Managing an underactive thyroid

Levothyroxine is the best treatment for an underactive thyroid but you need to follow the prescription instructions very carefully. For example, you will need to take it at the same time every day – usually either first thing in the morning or late at night. 

Food and certain other medications have been shown to reduce levothyroxine’s effectiveness, so you’ll also need to take it on an empty stomach and avoid eating for 30 minutes afterwards. 

Hypothyroidism is a lifelong condition which means you will need to take levothyroxine for the rest of your life. Although you will be taking this medication a lot, it doesn’t usually have any side effects because it’s only replacing the hormones your body needs. Side effects only tend to occur if your dosage is too high. 

You will still need to have a blood test once a year to not only ensure your hormone levels are where they should be while taking levothyroxine but also check whether your dose needs adjusting. 

Book a health assessment at Echelon Health

While hypothyroidism is a fairly common condition, it can be diagnosed and treated easily despite being a lifelong condition. Diagnosing hypothyroidism early can drastically reduce your risk of further complications and help you feel back to normal sooner rather than later. 

Preventative healthcare and early detection are something we champion at Echelon Health which is why we offer a wide variety of health assessment packages, including blood tests for thyroid disorders. 

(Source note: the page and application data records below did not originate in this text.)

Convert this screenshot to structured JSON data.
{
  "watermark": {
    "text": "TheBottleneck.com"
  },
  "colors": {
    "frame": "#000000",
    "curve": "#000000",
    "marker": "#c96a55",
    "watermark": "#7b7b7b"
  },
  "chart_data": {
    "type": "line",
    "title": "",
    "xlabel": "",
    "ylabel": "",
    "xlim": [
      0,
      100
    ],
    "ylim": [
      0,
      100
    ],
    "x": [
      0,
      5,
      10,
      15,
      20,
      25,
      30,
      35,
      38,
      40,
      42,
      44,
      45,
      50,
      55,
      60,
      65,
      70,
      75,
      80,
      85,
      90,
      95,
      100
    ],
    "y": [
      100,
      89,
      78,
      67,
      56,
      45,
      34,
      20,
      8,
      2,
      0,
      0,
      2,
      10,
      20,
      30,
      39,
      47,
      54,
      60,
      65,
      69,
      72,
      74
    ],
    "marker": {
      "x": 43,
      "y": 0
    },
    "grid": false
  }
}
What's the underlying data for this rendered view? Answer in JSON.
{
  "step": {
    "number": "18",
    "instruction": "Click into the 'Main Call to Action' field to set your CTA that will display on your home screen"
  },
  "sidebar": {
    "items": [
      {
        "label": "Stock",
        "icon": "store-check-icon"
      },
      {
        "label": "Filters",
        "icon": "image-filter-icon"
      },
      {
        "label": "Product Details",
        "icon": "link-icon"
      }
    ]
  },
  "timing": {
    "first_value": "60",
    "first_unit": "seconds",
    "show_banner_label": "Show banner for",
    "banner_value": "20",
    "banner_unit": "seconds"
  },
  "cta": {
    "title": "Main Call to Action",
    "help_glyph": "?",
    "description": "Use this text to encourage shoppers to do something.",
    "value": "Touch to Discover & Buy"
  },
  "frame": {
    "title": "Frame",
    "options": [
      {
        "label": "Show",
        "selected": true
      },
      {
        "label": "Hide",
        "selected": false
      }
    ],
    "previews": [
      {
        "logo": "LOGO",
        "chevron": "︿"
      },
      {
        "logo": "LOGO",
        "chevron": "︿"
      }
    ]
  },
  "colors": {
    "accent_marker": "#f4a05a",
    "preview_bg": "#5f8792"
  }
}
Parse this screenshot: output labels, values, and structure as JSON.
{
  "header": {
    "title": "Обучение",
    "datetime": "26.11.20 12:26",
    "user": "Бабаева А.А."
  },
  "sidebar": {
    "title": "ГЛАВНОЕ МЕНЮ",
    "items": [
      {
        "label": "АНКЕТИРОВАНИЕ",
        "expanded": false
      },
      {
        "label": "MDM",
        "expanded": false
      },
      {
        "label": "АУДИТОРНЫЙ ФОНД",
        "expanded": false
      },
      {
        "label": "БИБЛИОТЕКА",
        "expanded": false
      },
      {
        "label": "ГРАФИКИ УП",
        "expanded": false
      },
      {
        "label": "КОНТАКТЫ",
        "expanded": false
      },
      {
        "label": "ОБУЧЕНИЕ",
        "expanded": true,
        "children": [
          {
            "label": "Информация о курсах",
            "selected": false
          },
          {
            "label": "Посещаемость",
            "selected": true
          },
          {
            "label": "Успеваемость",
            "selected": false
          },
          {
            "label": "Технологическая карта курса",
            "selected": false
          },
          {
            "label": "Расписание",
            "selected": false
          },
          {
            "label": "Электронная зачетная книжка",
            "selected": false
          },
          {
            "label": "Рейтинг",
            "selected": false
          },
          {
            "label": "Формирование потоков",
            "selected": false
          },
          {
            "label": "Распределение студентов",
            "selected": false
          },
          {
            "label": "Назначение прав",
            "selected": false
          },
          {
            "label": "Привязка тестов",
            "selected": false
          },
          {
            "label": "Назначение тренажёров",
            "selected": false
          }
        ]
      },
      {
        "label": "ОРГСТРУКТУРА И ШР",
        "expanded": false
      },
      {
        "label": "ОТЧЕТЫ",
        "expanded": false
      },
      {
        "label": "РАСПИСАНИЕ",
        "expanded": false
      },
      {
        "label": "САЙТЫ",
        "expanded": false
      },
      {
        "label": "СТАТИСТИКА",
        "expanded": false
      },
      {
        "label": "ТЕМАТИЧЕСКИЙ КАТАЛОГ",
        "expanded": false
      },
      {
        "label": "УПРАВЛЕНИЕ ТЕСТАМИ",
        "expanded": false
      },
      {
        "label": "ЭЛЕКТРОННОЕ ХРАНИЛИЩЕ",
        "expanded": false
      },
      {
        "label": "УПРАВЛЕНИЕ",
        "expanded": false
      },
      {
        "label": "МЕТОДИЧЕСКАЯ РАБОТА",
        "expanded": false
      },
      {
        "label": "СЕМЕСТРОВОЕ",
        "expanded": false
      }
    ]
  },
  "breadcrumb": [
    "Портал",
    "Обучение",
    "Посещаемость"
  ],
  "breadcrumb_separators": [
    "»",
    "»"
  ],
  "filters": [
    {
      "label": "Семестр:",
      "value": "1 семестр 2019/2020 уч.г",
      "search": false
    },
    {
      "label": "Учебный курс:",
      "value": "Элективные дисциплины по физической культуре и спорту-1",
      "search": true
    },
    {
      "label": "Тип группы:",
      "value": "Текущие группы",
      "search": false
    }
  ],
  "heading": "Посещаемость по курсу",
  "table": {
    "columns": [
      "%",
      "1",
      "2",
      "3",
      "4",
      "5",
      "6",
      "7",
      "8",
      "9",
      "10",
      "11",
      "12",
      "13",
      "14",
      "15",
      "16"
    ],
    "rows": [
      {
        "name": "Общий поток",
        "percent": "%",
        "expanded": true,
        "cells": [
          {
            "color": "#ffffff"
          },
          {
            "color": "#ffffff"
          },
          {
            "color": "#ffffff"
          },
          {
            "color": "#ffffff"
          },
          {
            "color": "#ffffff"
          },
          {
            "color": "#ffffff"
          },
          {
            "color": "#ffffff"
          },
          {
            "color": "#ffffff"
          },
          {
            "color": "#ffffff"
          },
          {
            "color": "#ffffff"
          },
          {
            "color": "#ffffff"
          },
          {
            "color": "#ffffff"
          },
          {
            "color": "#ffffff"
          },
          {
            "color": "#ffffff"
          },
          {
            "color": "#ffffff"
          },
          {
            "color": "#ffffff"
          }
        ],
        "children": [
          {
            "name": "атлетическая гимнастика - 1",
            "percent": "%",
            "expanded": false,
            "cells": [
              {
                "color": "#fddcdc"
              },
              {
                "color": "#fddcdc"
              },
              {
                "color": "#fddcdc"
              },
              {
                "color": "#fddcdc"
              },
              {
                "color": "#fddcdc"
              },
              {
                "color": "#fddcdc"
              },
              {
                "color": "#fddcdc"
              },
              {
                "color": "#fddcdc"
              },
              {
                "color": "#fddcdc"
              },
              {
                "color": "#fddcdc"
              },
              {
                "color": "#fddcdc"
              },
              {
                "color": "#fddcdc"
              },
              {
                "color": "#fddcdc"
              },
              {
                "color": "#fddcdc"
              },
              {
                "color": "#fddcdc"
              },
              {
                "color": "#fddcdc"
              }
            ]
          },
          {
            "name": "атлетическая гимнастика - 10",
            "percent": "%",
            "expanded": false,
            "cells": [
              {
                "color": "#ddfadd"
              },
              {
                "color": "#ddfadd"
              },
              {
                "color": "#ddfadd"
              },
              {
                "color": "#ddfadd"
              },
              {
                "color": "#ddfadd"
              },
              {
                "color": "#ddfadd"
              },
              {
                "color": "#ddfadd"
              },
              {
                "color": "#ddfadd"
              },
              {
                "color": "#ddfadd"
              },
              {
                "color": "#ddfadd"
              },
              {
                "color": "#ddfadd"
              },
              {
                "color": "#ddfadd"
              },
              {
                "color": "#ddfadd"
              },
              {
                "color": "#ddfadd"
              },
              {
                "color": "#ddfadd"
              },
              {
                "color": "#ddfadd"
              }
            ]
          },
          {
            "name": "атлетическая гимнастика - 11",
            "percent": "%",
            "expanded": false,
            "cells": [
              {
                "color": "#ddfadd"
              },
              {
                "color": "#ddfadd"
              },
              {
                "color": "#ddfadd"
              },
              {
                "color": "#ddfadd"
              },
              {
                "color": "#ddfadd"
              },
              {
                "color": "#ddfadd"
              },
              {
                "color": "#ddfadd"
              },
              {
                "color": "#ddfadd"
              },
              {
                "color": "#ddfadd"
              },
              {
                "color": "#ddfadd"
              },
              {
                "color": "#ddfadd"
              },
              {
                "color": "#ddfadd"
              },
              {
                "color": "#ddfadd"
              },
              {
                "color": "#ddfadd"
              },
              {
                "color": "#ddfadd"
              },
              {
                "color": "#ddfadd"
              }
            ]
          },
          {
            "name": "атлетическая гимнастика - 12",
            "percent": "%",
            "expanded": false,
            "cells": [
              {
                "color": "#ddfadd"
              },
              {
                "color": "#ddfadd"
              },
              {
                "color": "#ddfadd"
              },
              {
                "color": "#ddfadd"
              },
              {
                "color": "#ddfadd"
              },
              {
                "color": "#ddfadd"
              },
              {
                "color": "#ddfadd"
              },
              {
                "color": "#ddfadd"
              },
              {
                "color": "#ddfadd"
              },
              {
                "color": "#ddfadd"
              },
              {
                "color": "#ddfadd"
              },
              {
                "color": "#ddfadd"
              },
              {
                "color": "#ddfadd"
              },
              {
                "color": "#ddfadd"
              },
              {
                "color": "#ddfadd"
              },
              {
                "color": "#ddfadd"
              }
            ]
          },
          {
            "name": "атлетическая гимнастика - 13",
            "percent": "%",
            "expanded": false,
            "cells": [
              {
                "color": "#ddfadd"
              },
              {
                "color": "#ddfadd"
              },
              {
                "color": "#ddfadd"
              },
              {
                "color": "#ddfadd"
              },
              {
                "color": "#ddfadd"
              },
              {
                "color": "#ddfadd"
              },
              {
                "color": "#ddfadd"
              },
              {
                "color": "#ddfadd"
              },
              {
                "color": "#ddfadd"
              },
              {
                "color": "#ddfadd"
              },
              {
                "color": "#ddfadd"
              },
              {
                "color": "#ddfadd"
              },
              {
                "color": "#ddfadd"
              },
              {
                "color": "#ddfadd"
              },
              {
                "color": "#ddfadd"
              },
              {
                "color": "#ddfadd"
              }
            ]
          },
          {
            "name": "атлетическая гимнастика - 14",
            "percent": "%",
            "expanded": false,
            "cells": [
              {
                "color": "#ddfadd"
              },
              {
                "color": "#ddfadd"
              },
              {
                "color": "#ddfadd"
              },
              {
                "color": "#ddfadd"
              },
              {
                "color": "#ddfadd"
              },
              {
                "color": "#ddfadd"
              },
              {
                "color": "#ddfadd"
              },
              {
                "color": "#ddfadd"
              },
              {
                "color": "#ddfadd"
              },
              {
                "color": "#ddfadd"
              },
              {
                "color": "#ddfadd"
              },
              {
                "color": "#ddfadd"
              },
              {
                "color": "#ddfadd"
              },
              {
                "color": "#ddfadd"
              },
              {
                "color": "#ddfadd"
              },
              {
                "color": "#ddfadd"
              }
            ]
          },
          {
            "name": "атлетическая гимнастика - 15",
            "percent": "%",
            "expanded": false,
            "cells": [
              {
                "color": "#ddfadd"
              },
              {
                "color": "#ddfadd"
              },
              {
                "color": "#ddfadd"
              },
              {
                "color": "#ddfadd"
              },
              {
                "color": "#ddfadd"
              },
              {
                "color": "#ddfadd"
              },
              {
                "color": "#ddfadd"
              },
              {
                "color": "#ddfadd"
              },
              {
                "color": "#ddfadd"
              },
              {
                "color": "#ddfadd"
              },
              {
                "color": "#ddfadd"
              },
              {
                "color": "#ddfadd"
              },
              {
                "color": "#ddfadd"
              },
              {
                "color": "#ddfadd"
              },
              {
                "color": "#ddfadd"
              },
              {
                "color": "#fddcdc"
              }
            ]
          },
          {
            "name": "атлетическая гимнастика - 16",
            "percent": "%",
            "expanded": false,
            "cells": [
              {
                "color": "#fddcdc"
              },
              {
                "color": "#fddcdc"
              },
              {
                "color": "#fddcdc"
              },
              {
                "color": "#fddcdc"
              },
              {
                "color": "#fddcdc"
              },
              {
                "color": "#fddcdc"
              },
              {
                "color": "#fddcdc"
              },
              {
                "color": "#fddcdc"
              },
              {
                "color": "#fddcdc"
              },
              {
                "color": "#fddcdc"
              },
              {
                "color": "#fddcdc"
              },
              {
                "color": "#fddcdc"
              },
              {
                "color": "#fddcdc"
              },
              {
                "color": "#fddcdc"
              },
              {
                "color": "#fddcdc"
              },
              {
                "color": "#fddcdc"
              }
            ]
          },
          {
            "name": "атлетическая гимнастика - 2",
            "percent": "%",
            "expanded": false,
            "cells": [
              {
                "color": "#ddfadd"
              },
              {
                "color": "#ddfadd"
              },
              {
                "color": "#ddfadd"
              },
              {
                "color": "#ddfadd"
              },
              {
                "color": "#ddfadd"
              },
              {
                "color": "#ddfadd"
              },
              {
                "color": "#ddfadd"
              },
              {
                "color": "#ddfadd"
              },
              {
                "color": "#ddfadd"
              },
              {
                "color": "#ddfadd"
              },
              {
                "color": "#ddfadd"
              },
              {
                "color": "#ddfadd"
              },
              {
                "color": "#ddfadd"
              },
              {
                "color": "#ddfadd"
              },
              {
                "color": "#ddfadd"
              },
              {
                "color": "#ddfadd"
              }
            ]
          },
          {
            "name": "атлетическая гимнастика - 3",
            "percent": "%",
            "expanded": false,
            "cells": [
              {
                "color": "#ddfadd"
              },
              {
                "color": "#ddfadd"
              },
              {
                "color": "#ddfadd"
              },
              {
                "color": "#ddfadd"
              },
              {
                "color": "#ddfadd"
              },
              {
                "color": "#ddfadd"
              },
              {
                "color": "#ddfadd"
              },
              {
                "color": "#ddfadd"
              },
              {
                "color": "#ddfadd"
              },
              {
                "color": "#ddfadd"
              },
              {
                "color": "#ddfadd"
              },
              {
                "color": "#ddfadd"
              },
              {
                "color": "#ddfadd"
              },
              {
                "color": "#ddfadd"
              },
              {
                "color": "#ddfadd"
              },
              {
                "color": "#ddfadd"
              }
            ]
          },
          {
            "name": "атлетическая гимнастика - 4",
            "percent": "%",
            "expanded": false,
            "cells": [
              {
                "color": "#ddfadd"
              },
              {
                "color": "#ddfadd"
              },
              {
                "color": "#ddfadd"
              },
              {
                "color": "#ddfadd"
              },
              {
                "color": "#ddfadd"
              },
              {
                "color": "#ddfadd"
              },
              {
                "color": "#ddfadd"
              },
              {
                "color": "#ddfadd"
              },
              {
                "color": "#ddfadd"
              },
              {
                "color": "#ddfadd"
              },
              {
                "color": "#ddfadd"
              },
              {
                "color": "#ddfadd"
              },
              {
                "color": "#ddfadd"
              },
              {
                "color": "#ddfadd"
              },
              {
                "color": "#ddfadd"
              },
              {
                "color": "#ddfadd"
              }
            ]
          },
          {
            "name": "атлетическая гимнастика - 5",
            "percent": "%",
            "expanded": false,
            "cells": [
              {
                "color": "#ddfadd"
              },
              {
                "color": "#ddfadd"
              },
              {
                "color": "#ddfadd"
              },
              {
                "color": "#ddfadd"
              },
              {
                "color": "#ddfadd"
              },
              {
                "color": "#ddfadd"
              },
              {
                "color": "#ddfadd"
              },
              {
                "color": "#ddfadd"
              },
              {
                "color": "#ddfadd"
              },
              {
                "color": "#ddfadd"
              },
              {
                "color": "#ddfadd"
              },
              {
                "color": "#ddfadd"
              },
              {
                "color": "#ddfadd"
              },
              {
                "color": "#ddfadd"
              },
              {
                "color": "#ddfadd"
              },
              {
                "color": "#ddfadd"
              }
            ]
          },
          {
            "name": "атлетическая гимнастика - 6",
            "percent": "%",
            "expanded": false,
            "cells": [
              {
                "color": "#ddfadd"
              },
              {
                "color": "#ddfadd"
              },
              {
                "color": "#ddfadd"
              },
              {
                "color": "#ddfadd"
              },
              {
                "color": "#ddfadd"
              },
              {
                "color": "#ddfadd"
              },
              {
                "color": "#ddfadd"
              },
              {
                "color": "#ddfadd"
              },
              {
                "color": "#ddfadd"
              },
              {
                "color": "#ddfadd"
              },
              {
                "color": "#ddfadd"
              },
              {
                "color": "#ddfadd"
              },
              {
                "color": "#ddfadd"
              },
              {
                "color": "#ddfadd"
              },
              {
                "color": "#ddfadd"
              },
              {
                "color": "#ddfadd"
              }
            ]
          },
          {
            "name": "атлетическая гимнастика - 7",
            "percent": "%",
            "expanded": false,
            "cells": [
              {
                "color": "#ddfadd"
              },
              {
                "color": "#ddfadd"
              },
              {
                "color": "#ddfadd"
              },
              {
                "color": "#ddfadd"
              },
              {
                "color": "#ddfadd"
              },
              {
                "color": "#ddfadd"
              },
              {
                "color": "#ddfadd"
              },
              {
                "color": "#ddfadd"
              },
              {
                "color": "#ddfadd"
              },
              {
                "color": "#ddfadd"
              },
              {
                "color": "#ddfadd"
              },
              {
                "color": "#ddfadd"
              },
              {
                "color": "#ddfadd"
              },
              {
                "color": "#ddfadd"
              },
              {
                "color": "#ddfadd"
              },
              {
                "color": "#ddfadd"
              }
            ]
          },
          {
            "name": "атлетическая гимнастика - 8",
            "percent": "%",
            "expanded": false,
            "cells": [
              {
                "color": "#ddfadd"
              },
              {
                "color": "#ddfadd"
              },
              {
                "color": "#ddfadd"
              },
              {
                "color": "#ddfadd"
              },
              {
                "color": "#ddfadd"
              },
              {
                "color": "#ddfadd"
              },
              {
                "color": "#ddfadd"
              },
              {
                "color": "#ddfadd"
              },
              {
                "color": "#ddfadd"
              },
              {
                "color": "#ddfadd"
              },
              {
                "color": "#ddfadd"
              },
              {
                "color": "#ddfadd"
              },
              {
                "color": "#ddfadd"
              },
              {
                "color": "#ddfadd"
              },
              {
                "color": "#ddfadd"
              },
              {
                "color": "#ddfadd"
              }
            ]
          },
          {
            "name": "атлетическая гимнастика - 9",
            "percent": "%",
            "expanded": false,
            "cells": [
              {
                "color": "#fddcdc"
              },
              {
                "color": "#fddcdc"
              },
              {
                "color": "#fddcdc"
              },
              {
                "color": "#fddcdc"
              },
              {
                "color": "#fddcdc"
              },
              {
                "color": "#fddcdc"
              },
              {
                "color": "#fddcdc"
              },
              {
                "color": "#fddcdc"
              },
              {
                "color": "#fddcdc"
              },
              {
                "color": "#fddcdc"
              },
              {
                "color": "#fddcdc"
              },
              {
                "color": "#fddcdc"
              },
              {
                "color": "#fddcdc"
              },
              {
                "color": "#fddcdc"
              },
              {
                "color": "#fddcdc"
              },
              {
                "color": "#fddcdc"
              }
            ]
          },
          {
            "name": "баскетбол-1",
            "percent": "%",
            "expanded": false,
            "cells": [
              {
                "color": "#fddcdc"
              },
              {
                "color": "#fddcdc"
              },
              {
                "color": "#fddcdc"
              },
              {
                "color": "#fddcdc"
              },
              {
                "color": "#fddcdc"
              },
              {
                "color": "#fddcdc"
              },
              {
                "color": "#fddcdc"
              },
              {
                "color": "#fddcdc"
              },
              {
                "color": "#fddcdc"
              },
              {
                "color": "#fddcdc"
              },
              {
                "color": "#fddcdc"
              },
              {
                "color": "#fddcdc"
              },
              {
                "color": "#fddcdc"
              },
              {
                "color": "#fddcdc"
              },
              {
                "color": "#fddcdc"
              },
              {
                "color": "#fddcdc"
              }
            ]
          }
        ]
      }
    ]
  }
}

Learn more about our health assessment packages and book your appointment with our supportive team today. We’ll help you prioritise your overall health and ensure you receive the right referrals for a personalised treatment plan.